If you have low grade inflammation chances are your body is not as healthy as it once was.  Although you may feel something is wrong, all of your blood tests come back normal and your doctor tells you you’re fine.  Frustrating!   

Under normal circumstances inflammation can be good.  It’s the normal response of your immune system to infection or injury and when the insult is over the inflammation should turn off.  In chronic disease it’s a different story.  Inflammation may exist at low levels in your body and your immune system may not be able to shut it off.  This will have detrimental effects on your health. 

Researchers now believe that inflammation is associated with, and may be the cause of most chronic diseases. 

(Berkeley Wellness Letter, January 2008)

In 2010 researchers at Thomas Jefferson University reported they could definitively show that inflammation in the breast is significant to the development and progression of breast cancer. (Liu, et al. 2010)

One of the things we assess on every new patient is inflammation status.  We combine inflammatory testing with oxidative stress testing because they usually appear together and go hand-in-hand in destroying your cells.  

How to measure inflammation:

A simple blood test called hs-CRP is one of the best indicators to measure inflammatory status in the body.  The level should be less than 1.0.  Anything higher indicates that there’s some degree of inflammation going on inside of your body and this is contributing to cellular dysfunction and/or destruction.  

Oxidative stress:

Oxidative stress levels are also very important and this can be done through blood or urine.  We use a urine test because it’s less invasive and can be repeated more frequently at a significantly lower cost than a blood test.  When oxidative stress is high in the body it means that your cells are being damaged by free-radicals due to antioxidant deficiency.  In the chronically ill, the body can’t keep up with its own glutathione, superoxide dismutase and catalase production and cells end up being destroyed leading to chronic degenerative disease in the body.

High oxidative stress levels also play a role in cognitive decline.  Journal of the American Geriatrics Society (2000, 48(10):1285-1291)

Essentially, if you’re not looking at both inflammation and oxidation you’ll never have a complete picture of what’s really happening inside of your body and you’ll continue to feel ill. 


Fibrinogen is an important contributor to blood clotting, often rises in reaction to inflammation.  If inflammation levels are high, it may be wise to check fibrinogen levels.  The Life Extension Foundation ( advises that optimal fibrinogen levels should range between 215 and 300 milligrams per deciliter of blood.  Bringing levels into normal range has the added benefit of keeping the blood flowing more smoothly, making it more difficult for cancers or biofilms to develop.

There are a number of nutritional strategies to lower inflammation levels.  Most mainstream docs tend to go with NSAIDs, steroid medication or immune suppressing drugs.  Prednisone seems to be high on the list. 
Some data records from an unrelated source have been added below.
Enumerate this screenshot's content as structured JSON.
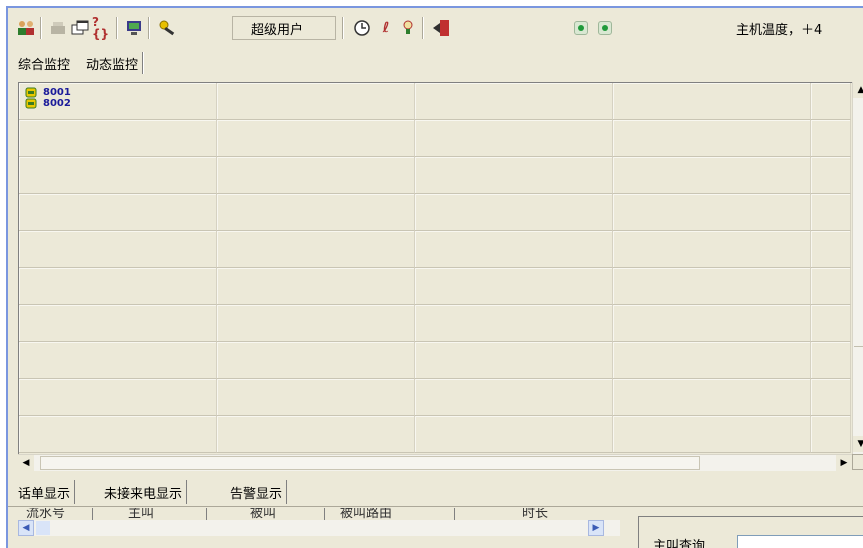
{
  "toolbar": {
    "icons": [
      "group-users-icon",
      "phone-icon",
      "window-icon",
      "help-icon",
      "monitor-icon",
      "key-icon",
      "clock-icon",
      "pen-icon",
      "bulb-icon",
      "exit-icon"
    ],
    "user_label": "超级用户",
    "host_temp_label": "主机温度，＋4"
  },
  "tabs_top": [
    "综合监控",
    "动态监控"
  ],
  "grid": {
    "rows": 10,
    "cols": 5,
    "first_cell_extensions": [
      "8001",
      "8002"
    ]
  },
  "tabs_bottom": [
    "话单显示",
    "未接来电显示",
    "告警显示"
  ],
  "bill_columns": [
    "流水号",
    "主叫",
    "被叫",
    "被叫路由",
    "时长"
  ],
  "query": {
    "label": "主叫查询",
    "value": ""
  },
  "colors": {
    "background": "#ece9d8",
    "window_border": "#7a96df",
    "status_led": "#1f9a3a",
    "extension_text": "#1a1a9a"
  }
}
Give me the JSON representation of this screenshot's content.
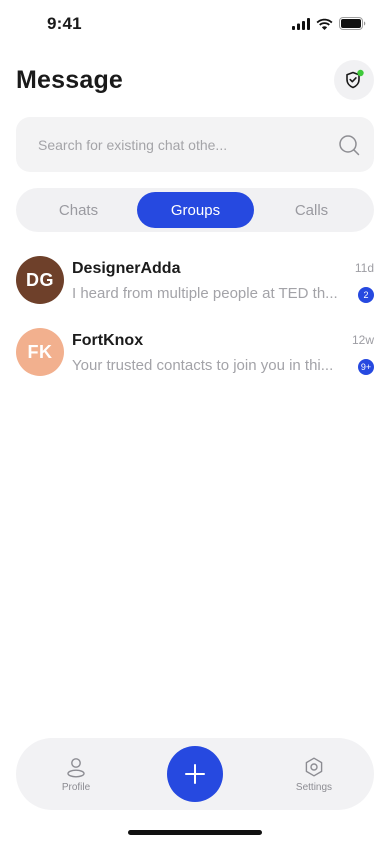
{
  "status_bar": {
    "time": "9:41"
  },
  "header": {
    "title": "Message",
    "shield_icon": "shield-icon",
    "status_dot_color": "#3ec93a"
  },
  "search": {
    "placeholder": "Search for existing chat othe...",
    "value": ""
  },
  "tabs": [
    {
      "label": "Chats",
      "active": false
    },
    {
      "label": "Groups",
      "active": true
    },
    {
      "label": "Calls",
      "active": false
    }
  ],
  "chats": [
    {
      "initials": "DG",
      "name": "DesignerAdda",
      "preview": "I heard from multiple people at TED th...",
      "time": "11d",
      "unread": "2",
      "avatar_color": "#6e402a"
    },
    {
      "initials": "FK",
      "name": "FortKnox",
      "preview": "Your trusted contacts to join you in thi...",
      "time": "12w",
      "unread": "9+",
      "avatar_color": "#f2b08e"
    }
  ],
  "bottom_nav": {
    "profile_label": "Profile",
    "settings_label": "Settings",
    "add_icon": "plus-icon"
  },
  "colors": {
    "accent": "#2649e0"
  }
}
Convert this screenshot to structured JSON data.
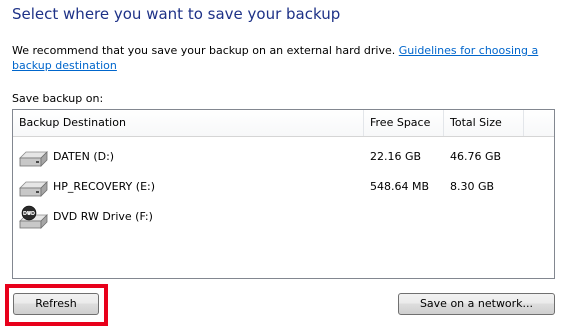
{
  "page": {
    "title": "Select where you want to save your backup",
    "intro_text": "We recommend that you save your backup on an external hard drive.",
    "guidelines_link": "Guidelines for choosing a backup destination",
    "save_label": "Save backup on:"
  },
  "table": {
    "columns": [
      "Backup Destination",
      "Free Space",
      "Total Size"
    ],
    "rows": [
      {
        "name": "DATEN (D:)",
        "free": "22.16 GB",
        "total": "46.76 GB",
        "icon": "hard-drive-icon"
      },
      {
        "name": "HP_RECOVERY (E:)",
        "free": "548.64 MB",
        "total": "8.30 GB",
        "icon": "hard-drive-icon"
      },
      {
        "name": "DVD RW Drive (F:)",
        "free": "",
        "total": "",
        "icon": "dvd-drive-icon"
      }
    ]
  },
  "buttons": {
    "refresh": "Refresh",
    "save_network": "Save on a network..."
  },
  "colors": {
    "title": "#1e3287",
    "link": "#0066cc",
    "highlight": "#e8001b"
  }
}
In our office we use both natural medicine and nutritional strategies to lower inflammation, oxidation and fibrinogen levels. 

This kind of inflammation takes time to build up and may go relatively unnoticed for some time.  But the cumulative effect it can have on your health is significant.  Simple tests now can make all the difference in managing your health later. 

If inflammation and oxidative stress are the culprits of your health complaints, Dr. Picard is here to help you manage them.  His expertise is in managing chronic disease naturally, and his interest is in helping you feel your best, now and in the years to come.    


Image courtesy of Andy Woolridge at